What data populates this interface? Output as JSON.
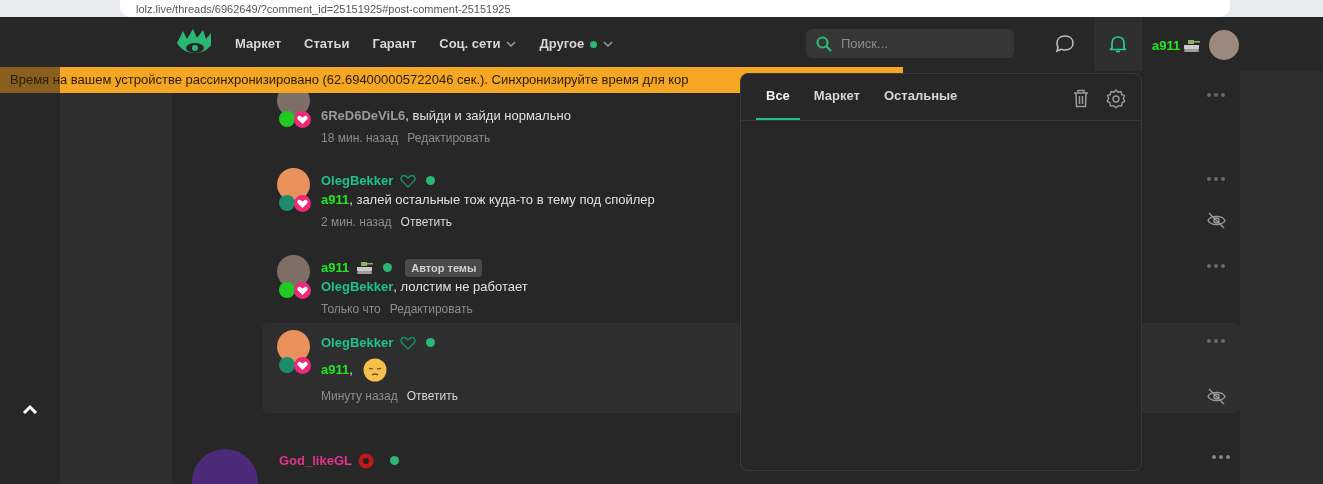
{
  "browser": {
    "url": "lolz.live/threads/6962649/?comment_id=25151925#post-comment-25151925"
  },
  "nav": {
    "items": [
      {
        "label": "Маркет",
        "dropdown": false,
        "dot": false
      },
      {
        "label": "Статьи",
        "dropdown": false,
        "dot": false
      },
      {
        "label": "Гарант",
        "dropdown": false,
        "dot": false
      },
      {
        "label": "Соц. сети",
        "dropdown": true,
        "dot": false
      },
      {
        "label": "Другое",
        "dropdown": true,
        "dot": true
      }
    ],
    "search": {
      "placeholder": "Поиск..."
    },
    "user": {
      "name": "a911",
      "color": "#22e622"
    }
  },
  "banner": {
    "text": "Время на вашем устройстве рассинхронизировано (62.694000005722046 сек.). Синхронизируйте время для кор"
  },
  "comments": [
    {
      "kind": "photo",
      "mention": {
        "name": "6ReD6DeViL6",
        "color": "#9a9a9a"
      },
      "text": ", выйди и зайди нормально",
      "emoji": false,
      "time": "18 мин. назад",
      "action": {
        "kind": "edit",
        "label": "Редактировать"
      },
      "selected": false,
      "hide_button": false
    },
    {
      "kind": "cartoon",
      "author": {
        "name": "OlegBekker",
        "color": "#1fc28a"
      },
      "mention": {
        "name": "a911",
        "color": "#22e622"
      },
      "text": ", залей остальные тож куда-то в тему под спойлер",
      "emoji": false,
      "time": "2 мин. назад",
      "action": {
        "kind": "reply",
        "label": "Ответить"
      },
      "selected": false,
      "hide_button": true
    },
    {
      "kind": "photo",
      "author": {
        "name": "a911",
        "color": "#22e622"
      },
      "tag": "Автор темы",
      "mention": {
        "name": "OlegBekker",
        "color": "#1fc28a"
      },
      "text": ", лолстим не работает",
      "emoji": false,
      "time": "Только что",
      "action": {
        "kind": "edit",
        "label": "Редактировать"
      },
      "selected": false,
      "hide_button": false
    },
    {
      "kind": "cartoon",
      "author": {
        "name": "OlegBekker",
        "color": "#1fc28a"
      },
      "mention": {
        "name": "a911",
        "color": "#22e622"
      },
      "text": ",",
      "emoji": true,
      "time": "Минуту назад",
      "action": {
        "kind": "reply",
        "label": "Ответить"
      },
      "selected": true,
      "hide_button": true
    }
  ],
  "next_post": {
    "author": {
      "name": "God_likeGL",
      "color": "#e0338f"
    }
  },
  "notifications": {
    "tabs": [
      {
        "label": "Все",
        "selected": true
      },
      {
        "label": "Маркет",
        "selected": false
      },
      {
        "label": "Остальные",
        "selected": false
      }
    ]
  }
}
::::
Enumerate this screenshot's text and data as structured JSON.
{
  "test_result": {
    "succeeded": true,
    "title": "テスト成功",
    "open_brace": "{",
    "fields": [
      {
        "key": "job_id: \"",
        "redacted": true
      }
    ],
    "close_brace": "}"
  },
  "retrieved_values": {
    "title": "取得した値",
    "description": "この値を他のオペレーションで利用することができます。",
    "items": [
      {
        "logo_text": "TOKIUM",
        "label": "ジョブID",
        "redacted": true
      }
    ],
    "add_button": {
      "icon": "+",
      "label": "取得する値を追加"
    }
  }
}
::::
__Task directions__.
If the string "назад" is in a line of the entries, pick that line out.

__Solution__.
      "time": "18 мин. назад",
      "time": "2 мин. назад",
      "time": "Минуту назад",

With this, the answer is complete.